It’s time to add typography to our poster. I’m going to use Helvetica Neue as my main typeface. We’ll start with the type at the bottom of our poster, including the names of the producers and actors. You can use fake names from this very handy list: 10,000 Random Names Database. I used Helvetica Neue Light for my typeface, set to 14 pixels. Smaller words like “and,” “Starring” and “Written by” are all set to 8 pixels.
Now add a film tagline or slogan. I’m going to use this great quote by Brian Reed: “Everything is designed, few things are designed well.” I used Helvetica Neue Regular for this line, filled with a dark blue at 18 pixels.
The last bit of typography to add is the movie title The Designer’s Mansion, positioned in our dark-blue box. I used Helvetica Neue Regular, set to 55 pixels.
Now we’re going to add drop-shadows to all of our text: a white shadow to the names at the bottom of the poster and the film slogan at the top, and a black drop-shadow to the title.
Select your slogan type layer, right-click and select “Blending Options.” Click the “Drop Shadow” tab, and use the settings in the screenshot below to create a one-pixel drop-shadow. Repeat this step using the same settings for the names.
Finally, apply a drop-shadow to the title of your film, this time with a black stroke. The text is larger, so feel free to increase some of the levels, such as the distance. See my settings below:
Now for a bit of pen work. We’re going to create a minimalist keyboard and mouse, based on the old Macintosh keyboard and mouse, with wires running off to the right side of our poster.
First, we need to create our main keyboard shape. Select the Rounded Rectangle Shape tool, with a corner radius of 5 pixels. You can change this setting in the toolbar. Drag out your shape, and fill it with a dark blue. I used #002E39.
Using the Pencil Tool, draw a shape like the one below. Make sure to draw it on a new layer!
Duplicate the layer several times, and using the cursor keys spread them apart at an equal distance. Select all of the layers, and go to Layer → Merge Layers to put them into one layer.
Duplicate your newly merged layer several times, and using the cursor keys nudge them down the page, spreading them evenly.
Merge your new layers once again, and then select the Rectangular Marquee tool. Make a selection over the four keys selected below.
Hit “Delete,” and then use the Pencil tool to extend the top line of the last key on the left.
Merge the two layers that make up our keyboard illustration by selecting them and choosing Layer → Merge Layers.
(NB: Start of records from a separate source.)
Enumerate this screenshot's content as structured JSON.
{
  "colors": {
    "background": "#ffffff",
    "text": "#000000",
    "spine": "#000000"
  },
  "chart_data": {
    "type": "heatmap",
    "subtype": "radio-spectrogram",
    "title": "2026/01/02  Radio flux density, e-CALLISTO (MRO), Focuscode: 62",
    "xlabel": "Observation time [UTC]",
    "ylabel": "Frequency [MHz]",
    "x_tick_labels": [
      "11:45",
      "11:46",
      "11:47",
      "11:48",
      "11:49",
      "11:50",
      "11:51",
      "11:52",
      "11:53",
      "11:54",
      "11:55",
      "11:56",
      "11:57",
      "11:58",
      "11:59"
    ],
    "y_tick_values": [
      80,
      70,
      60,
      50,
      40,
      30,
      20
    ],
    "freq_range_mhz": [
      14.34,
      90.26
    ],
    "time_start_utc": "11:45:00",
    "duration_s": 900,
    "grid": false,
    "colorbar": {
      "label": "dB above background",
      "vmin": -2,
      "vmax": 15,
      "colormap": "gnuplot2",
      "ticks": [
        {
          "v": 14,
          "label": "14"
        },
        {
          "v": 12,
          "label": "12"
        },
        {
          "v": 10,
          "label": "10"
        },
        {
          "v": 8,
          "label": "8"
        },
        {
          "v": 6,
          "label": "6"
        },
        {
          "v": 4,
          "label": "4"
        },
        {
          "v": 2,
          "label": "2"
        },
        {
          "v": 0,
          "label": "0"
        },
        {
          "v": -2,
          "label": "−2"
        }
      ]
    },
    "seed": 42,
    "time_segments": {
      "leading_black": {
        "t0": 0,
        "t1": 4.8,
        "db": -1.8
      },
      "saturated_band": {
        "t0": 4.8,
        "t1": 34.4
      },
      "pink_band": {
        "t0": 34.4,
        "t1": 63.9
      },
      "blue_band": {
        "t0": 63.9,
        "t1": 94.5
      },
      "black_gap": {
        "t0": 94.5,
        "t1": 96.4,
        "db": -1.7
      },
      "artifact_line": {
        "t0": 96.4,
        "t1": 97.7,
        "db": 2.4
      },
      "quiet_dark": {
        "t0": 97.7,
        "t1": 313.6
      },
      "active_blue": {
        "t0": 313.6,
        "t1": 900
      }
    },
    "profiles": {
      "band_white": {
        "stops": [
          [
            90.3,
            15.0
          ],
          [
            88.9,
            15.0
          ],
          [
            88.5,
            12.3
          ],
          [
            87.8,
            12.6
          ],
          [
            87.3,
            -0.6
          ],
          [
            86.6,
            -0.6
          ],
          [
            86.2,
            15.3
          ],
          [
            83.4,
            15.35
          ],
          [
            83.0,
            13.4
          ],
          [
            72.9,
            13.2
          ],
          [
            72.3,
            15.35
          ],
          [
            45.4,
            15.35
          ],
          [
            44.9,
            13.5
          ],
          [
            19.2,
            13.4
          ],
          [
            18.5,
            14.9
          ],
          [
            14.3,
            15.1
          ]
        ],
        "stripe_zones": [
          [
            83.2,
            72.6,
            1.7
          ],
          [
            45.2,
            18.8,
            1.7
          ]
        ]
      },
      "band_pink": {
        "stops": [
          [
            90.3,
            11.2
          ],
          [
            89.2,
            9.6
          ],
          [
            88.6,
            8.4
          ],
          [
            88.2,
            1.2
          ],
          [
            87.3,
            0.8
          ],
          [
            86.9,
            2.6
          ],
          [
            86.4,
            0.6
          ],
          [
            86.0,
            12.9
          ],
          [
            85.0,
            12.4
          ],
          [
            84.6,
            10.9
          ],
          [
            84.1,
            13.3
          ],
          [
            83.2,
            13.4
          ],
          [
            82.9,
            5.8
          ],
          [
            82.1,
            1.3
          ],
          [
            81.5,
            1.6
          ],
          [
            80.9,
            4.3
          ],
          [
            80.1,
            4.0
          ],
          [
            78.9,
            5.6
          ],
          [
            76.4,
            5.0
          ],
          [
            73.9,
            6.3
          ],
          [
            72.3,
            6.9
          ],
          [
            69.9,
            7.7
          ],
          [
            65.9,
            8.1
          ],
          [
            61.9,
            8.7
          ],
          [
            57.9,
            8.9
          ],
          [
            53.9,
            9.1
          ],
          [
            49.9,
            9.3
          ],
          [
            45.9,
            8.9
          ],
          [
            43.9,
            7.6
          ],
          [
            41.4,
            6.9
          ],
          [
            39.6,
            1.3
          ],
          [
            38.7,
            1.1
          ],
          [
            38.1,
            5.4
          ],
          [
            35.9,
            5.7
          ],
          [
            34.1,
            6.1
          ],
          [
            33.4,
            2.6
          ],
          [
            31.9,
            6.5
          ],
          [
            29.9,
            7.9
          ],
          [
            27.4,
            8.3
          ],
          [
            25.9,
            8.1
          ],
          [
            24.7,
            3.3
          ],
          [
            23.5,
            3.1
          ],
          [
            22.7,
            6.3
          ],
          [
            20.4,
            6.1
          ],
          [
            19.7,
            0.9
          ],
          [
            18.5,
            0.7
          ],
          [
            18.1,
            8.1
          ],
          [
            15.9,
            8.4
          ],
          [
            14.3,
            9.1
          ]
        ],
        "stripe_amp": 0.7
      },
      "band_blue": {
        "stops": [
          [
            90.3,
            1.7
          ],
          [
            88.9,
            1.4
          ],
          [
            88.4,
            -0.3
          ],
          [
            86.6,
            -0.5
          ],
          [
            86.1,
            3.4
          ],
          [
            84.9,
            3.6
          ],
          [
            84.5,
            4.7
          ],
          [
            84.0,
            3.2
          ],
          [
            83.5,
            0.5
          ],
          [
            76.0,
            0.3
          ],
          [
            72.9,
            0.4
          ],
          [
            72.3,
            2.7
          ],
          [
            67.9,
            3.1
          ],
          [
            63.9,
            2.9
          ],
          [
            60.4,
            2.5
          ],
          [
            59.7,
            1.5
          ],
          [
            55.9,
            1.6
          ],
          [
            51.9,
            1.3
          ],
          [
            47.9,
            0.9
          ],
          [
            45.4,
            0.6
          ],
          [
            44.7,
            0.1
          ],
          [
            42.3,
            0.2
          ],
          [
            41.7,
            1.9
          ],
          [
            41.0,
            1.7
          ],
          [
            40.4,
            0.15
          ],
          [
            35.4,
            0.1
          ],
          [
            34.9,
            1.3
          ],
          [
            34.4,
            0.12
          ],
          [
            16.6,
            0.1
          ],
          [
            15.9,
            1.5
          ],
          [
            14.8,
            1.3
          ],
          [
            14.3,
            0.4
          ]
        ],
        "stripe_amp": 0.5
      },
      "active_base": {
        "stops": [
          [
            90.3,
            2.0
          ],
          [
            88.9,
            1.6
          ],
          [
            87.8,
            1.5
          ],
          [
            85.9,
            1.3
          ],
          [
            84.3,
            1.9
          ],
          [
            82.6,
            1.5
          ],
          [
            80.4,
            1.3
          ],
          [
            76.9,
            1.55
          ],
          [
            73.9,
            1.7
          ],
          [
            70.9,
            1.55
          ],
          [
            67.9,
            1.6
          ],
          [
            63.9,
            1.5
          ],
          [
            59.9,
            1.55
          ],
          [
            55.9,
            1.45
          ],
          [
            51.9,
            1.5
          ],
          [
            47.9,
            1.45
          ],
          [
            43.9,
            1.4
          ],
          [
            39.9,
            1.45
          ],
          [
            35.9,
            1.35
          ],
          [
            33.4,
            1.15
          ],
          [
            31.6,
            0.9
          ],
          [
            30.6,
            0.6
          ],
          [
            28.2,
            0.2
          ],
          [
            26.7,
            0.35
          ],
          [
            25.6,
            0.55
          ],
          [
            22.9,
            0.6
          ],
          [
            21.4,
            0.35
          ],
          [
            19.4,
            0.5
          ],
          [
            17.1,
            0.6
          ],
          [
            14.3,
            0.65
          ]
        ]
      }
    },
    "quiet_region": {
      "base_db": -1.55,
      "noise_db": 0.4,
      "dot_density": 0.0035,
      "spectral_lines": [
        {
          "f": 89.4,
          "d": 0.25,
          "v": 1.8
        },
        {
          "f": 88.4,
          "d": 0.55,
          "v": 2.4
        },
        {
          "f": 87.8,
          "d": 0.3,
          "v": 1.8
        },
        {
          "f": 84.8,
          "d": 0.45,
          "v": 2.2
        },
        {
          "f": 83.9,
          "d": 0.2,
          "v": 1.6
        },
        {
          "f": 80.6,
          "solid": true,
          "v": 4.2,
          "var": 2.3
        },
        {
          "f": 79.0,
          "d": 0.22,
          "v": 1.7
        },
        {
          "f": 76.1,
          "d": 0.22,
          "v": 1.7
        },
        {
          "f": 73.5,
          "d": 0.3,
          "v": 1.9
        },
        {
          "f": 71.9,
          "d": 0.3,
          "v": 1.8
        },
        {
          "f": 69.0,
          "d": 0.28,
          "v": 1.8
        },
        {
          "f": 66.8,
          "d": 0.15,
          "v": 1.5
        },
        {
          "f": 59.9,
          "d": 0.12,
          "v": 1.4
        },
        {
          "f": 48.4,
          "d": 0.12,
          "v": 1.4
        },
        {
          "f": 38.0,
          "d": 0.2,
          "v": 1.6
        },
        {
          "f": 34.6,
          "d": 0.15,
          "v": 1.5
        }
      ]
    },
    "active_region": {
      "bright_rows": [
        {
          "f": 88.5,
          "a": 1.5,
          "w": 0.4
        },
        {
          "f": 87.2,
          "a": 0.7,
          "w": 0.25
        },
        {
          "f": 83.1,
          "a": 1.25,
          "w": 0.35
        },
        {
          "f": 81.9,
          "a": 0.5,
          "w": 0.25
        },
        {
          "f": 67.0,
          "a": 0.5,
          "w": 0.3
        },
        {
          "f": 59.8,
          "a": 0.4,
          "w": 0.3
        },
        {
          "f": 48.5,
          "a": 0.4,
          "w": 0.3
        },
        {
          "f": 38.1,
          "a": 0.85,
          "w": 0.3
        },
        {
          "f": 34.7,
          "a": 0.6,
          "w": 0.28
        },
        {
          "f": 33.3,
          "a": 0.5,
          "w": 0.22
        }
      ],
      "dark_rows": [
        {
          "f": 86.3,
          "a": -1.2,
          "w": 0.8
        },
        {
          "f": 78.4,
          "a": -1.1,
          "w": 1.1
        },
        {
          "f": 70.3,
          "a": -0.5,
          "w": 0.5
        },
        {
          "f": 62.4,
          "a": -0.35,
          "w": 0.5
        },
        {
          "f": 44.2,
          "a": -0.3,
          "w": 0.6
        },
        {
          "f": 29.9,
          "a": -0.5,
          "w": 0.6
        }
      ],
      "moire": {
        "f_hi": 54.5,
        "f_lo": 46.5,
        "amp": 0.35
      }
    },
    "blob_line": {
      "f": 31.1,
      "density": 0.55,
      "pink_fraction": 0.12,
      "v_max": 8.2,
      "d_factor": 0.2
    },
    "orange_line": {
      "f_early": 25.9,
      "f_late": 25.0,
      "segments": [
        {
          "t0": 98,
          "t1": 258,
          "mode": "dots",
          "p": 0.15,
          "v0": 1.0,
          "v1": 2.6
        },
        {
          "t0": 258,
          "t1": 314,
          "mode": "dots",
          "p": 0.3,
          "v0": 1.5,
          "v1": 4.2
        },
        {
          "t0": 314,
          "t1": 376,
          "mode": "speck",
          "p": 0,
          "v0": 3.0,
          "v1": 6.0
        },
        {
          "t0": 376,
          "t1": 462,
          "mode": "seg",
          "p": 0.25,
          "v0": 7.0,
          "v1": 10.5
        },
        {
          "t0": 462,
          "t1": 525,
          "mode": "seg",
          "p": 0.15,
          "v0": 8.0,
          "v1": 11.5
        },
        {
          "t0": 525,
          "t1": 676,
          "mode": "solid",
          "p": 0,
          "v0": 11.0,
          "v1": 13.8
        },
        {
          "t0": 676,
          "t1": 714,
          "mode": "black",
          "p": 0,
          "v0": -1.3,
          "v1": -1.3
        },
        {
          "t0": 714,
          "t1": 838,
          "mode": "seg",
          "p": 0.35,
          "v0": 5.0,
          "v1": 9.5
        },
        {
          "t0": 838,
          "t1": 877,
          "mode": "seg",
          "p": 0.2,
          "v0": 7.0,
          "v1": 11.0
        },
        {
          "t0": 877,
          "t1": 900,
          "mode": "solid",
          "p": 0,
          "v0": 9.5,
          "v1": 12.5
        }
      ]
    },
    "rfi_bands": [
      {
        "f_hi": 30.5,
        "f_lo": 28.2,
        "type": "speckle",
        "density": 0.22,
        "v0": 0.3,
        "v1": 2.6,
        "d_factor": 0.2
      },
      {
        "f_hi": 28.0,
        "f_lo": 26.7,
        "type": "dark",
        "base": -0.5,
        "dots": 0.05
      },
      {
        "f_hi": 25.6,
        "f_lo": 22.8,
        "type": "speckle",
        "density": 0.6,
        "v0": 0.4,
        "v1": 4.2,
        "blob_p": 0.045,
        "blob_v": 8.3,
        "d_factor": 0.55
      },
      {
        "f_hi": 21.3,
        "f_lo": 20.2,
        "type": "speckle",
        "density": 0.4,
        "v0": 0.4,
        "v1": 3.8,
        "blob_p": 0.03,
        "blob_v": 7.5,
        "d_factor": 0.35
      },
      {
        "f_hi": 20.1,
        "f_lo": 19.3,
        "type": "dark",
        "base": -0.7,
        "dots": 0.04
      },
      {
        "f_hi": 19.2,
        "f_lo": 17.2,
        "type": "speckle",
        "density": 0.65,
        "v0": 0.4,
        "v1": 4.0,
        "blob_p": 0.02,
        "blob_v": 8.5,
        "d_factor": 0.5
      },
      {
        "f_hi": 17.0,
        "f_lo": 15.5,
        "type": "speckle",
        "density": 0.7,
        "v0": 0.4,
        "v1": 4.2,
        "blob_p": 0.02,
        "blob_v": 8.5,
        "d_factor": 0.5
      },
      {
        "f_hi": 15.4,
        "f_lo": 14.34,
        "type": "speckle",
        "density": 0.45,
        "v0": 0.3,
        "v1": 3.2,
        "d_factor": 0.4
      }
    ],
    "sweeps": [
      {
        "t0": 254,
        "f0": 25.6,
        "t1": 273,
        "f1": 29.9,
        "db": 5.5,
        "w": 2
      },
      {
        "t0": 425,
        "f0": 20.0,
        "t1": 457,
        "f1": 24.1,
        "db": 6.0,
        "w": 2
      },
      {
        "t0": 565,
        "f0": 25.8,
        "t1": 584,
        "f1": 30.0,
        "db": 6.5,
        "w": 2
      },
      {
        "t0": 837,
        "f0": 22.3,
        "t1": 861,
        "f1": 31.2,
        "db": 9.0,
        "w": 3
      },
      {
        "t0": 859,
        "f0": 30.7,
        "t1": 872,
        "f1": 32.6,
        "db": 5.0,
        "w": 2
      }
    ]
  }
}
Go to Filter → Noise → Add Noise to add 3% of noise.
Grab the Rounded Rectangle Shape tool, and draw a shape like the one below:
Hold “Command” and click on the layers thumbnail in the layers panel to make a selection. On a new layer, choose Edit → Stroke. Apply a 3-pixel stroke using a color from the background of your design. Delete the original shape layer.
Using the Rectangular Marquee tool, select the overlapping stroked line.
Hit “Delete” to remove unnecessary areas of stroke. Add a 1-pixel drop-shadow to your keyboard and wire, like we did with the type earlier.
Repeat the previous steps, but illustrate a mouse.
Add your finishing touches, whether they’re more textures or some patterns. I used grunge brushes to erase several corners of the solid shapes.
Here is my result…
If you followed this tutorial, please feel free to link to your final product in the comments area below. We’d love to see it!